* **Extracted records**
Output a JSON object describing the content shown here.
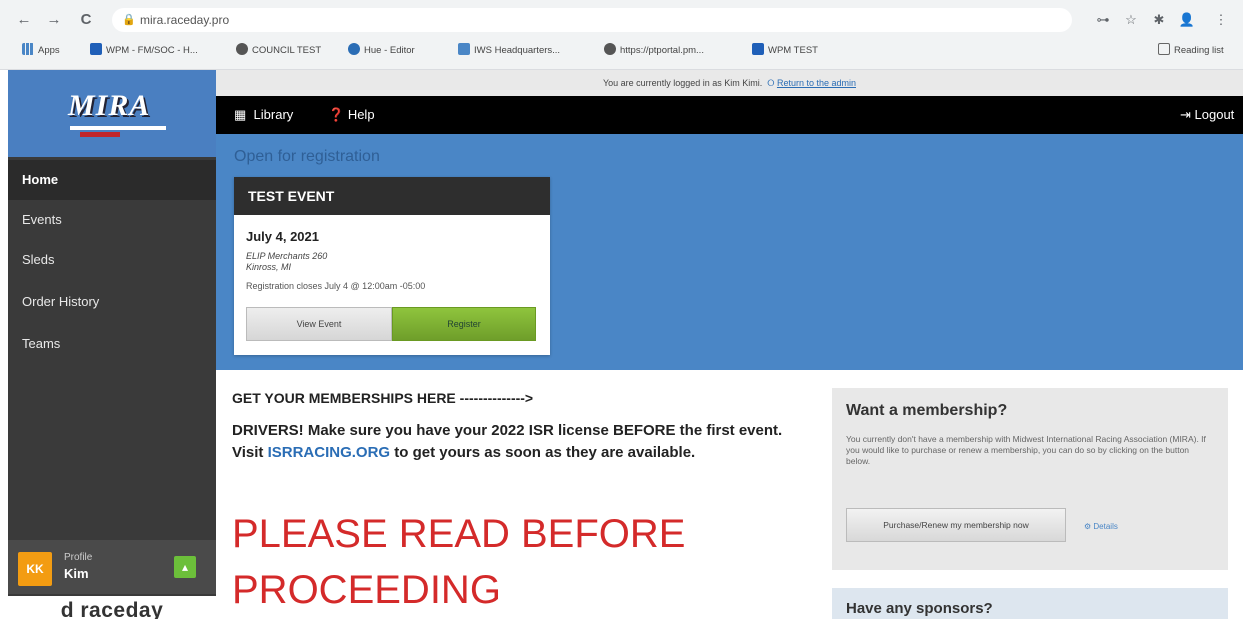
{
  "browser": {
    "url": "mira.raceday.pro",
    "nav_back": "←",
    "nav_forward": "→",
    "nav_reload": "C",
    "lock_icon": "🔒",
    "ext_icons": [
      "⊶",
      "☆",
      "✱",
      "👤",
      "⋮"
    ],
    "bookmarks": [
      {
        "label": "Apps",
        "icon": "apps-grid-icon"
      },
      {
        "label": "WPM - FM/SOC - H...",
        "icon": "wpm-icon"
      },
      {
        "label": "COUNCIL TEST",
        "icon": "globe-icon"
      },
      {
        "label": "Hue - Editor",
        "icon": "hue-icon"
      },
      {
        "label": "IWS Headquarters...",
        "icon": "iws-icon"
      },
      {
        "label": "https://ptportal.pm...",
        "icon": "globe-icon"
      },
      {
        "label": "WPM TEST",
        "icon": "wpm-icon"
      }
    ],
    "reading_list": "Reading list"
  },
  "sidebar": {
    "logo": "MIRA",
    "items": [
      {
        "label": "Home",
        "active": true
      },
      {
        "label": "Events"
      },
      {
        "label": "Sleds"
      },
      {
        "label": "Order History"
      },
      {
        "label": "Teams"
      }
    ],
    "profile": {
      "initials": "KK",
      "label": "Profile",
      "name": "Kim"
    },
    "footer_logo": "d raceday"
  },
  "impersonate": {
    "text": "You are currently logged in as Kim Kimi.",
    "link": "Return to the admin"
  },
  "topnav": {
    "library": "Library",
    "help": "Help",
    "logout": "Logout"
  },
  "banner": {
    "heading": "Open for registration",
    "event": {
      "title": "TEST EVENT",
      "date": "July 4, 2021",
      "venue": "ELIP Merchants 260",
      "city": "Kinross, MI",
      "closes": "Registration closes July 4 @ 12:00am -05:00",
      "view_label": "View Event",
      "register_label": "Register"
    }
  },
  "content": {
    "memberships": "GET YOUR MEMBERSHIPS HERE -------------->",
    "drivers_pre": "DRIVERS! Make sure you have your 2022 ISR license BEFORE the first event. Visit ",
    "drivers_link": "ISRRACING.ORG",
    "drivers_post": " to get yours as soon as they are available.",
    "please_read": "PLEASE READ BEFORE PROCEEDING"
  },
  "membership_box": {
    "title": "Want a membership?",
    "description": "You currently don't have a membership with Midwest International Racing Association (MIRA). If you would like to purchase or renew a membership, you can do so by clicking on the button below.",
    "button": "Purchase/Renew my membership now",
    "details": "Details"
  },
  "sponsor_box": {
    "title": "Have any sponsors?"
  },
  "colors": {
    "banner": "#4a86c6",
    "sidebar": "#3a3a3a",
    "register": "#7fb233",
    "alert_red": "#d42a2a"
  }
}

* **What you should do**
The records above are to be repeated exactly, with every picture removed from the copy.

* **Answer box**
Output a JSON object describing the content shown here.
{
  "browser": {
    "url": "mira.raceday.pro",
    "nav_back": "←",
    "nav_forward": "→",
    "nav_reload": "C",
    "lock_icon": "🔒",
    "ext_icons": [
      "⊶",
      "☆",
      "✱",
      "👤",
      "⋮"
    ],
    "bookmarks": [
      {
        "label": "Apps",
        "icon": "apps-grid-icon"
      },
      {
        "label": "WPM - FM/SOC - H...",
        "icon": "wpm-icon"
      },
      {
        "label": "COUNCIL TEST",
        "icon": "globe-icon"
      },
      {
        "label": "Hue - Editor",
        "icon": "hue-icon"
      },
      {
        "label": "IWS Headquarters...",
        "icon": "iws-icon"
      },
      {
        "label": "https://ptportal.pm...",
        "icon": "globe-icon"
      },
      {
        "label": "WPM TEST",
        "icon": "wpm-icon"
      }
    ],
    "reading_list": "Reading list"
  },
  "sidebar": {
    "logo": "MIRA",
    "items": [
      {
        "label": "Home",
        "active": true
      },
      {
        "label": "Events"
      },
      {
        "label": "Sleds"
      },
      {
        "label": "Order History"
      },
      {
        "label": "Teams"
      }
    ],
    "profile": {
      "initials": "KK",
      "label": "Profile",
      "name": "Kim"
    },
    "footer_logo": "d raceday"
  },
  "impersonate": {
    "text": "You are currently logged in as Kim Kimi.",
    "link": "Return to the admin"
  },
  "topnav": {
    "library": "Library",
    "help": "Help",
    "logout": "Logout"
  },
  "banner": {
    "heading": "Open for registration",
    "event": {
      "title": "TEST EVENT",
      "date": "July 4, 2021",
      "venue": "ELIP Merchants 260",
      "city": "Kinross, MI",
      "closes": "Registration closes July 4 @ 12:00am -05:00",
      "view_label": "View Event",
      "register_label": "Register"
    }
  },
  "content": {
    "memberships": "GET YOUR MEMBERSHIPS HERE -------------->",
    "drivers_pre": "DRIVERS! Make sure you have your 2022 ISR license BEFORE the first event. Visit ",
    "drivers_link": "ISRRACING.ORG",
    "drivers_post": " to get yours as soon as they are available.",
    "please_read": "PLEASE READ BEFORE PROCEEDING"
  },
  "membership_box": {
    "title": "Want a membership?",
    "description": "You currently don't have a membership with Midwest International Racing Association (MIRA). If you would like to purchase or renew a membership, you can do so by clicking on the button below.",
    "button": "Purchase/Renew my membership now",
    "details": "Details"
  },
  "sponsor_box": {
    "title": "Have any sponsors?"
  },
  "colors": {
    "banner": "#4a86c6",
    "sidebar": "#3a3a3a",
    "register": "#7fb233",
    "alert_red": "#d42a2a"
  }
}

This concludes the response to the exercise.